In its opening brief on the merits, Florida argues that the Florida Supreme Court’s decision “improperly expanded” Miranda’s reach.  The State emphasizes that because Miranda is merely a prophylactic rule designed to safeguard defendants’ Fifth Amendment freedoms, the Court has never directed officers to use any specific script when advising suspects of their rights.  Instead, the Court’s Miranda jurisprudence requires only that the warnings “reasonably convey” the substance of suspects’ constitutional rights.  Here, Florida argues, the warnings provided to Powell did exactly that; read in context, the State contends, any reasonable person would have understood the officer’s statements – that Powell had the right to speak to an attorney “before questioning” and to “use” that right during questioning – to mean that Powell had the critical right to counsel during interrogations.  The Florida Supreme Court’s holding to the contrary was thus the product of “hypertechnical” reasoning, and allowing it to stand would both impose unnecessary burdens on police investigations and lead to the exclusion of reliable and voluntary confessions.

The United States filed an amicus brief in support of the State in which it similarly contends that although expressly warning suspects about the right to counsel during interrogations may be a sound law enforcement practice, it is not constitutionally required.  Rather, Miranda warnings are legally sufficient when, as here, the totality of the warning reasonably conveys the substance of the Miranda rights.

Powell, however, makes several arguments in response: one procedural, and the rest substantive.  First, as he did in his brief in opposition at the certiorari stage, Powell argues that the Florida Supreme Court’s decision rested on an adequate and independent state constitutional ground.  Specifically, the Florida court’s decision rested not only on its construction of Miranda and the Fifth Amendment to the U.S. Constitution, but also on Article I, Section 9 of the Florida Constitution, as interpreted in light of Florida caselaw.  Powell therefore argues that the writ of certiorari should be dismissed as improvidently granted.
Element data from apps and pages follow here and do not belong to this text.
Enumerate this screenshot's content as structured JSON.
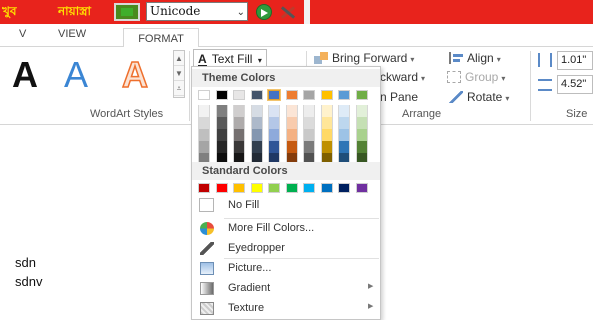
{
  "topbar": {
    "brand_text": "খুব",
    "script_text": "নায়াস্ত্রা",
    "font_combo_value": "Unicode",
    "combo_arrow": "⌄"
  },
  "ribbon_tabs": {
    "partial_tab": "V",
    "view": "VIEW",
    "format": "FORMAT"
  },
  "wordart": {
    "letter": "A",
    "group_label": "WordArt Styles",
    "scroll_up": "▲",
    "scroll_down": "▼",
    "scroll_more": "⩡"
  },
  "text_fill": {
    "icon_letter": "A",
    "label": "Text Fill",
    "dropdown": "▾"
  },
  "arrange": {
    "bring_forward": "Bring Forward",
    "send_backward": "ckward",
    "selection_pane": "n Pane",
    "align": "Align",
    "group": "Group",
    "rotate": "Rotate",
    "group_label": "Arrange",
    "dd": "▾"
  },
  "size": {
    "height_value": "1.01\"",
    "width_value": "4.52\"",
    "group_label": "Size"
  },
  "document": {
    "line1": "sdn",
    "line2": "sdnv"
  },
  "menu": {
    "theme_colors_label": "Theme Colors",
    "theme_top": [
      "#ffffff",
      "#000000",
      "#e7e6e6",
      "#44546a",
      "#4472c4",
      "#ed7d31",
      "#a5a5a5",
      "#ffc000",
      "#5b9bd5",
      "#70ad47"
    ],
    "theme_shades": [
      [
        "#f2f2f2",
        "#d8d8d8",
        "#bfbfbf",
        "#a5a5a5",
        "#7f7f7f"
      ],
      [
        "#7f7f7f",
        "#595959",
        "#3f3f3f",
        "#262626",
        "#0d0d0d"
      ],
      [
        "#d0cece",
        "#aeabab",
        "#757070",
        "#3a3838",
        "#171616"
      ],
      [
        "#d6dce4",
        "#adb9ca",
        "#8497b0",
        "#323f4f",
        "#222a35"
      ],
      [
        "#dae3f3",
        "#b4c7e7",
        "#8eaadb",
        "#2f5597",
        "#1f3864"
      ],
      [
        "#fbe5d6",
        "#f8cbad",
        "#f4b183",
        "#c55a11",
        "#843c0c"
      ],
      [
        "#ededed",
        "#dbdbdb",
        "#c9c9c9",
        "#7b7b7b",
        "#525252"
      ],
      [
        "#fff2cc",
        "#ffe699",
        "#ffd966",
        "#bf9000",
        "#7f6000"
      ],
      [
        "#deebf7",
        "#bdd7ee",
        "#9dc3e6",
        "#2e75b6",
        "#1f4e79"
      ],
      [
        "#e2f0d9",
        "#c5e0b4",
        "#a9d18e",
        "#548235",
        "#385723"
      ]
    ],
    "standard_colors_label": "Standard Colors",
    "standard_colors": [
      "#c00000",
      "#ff0000",
      "#ffc000",
      "#ffff00",
      "#92d050",
      "#00b050",
      "#00b0f0",
      "#0070c0",
      "#002060",
      "#7030a0"
    ],
    "selected_theme_index": 4,
    "no_fill": "No Fill",
    "more_fill_colors": "More Fill Colors...",
    "eyedropper": "Eyedropper",
    "picture": "Picture...",
    "gradient": "Gradient",
    "texture": "Texture",
    "submenu_arrow": "▶"
  },
  "colors": {
    "topbar_red": "#e8231c",
    "format_tab_accent": "#c44a1d"
  }
}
On the merits, Powell contends that the Florida Supreme Court’s decision is fully consistent with Miranda and subsequent decisions interpreting Miranda.  The Court has always required Miranda warnings to “clearly inform” suspects of their rights, including their right to have counsel present during any custodial interrogation.  Powell aligns himself with the decisions of numerous federal courts of appeals which have found that warnings communicating only the right to counsel “before questioning” are inadequate and misleading.  Miranda may not require the use of “magic words,” but it does require that warnings be clear, and the warnings used by the Tampa police force do not clearly communicate the right to have counsel present during questioning.  Finally, Powell argues that affirming the decision below would not burden law enforcement because the vast majority of federal, state, and local law enforcement agencies already use Miranda forms that expressly mention the right to counsel during interrogations.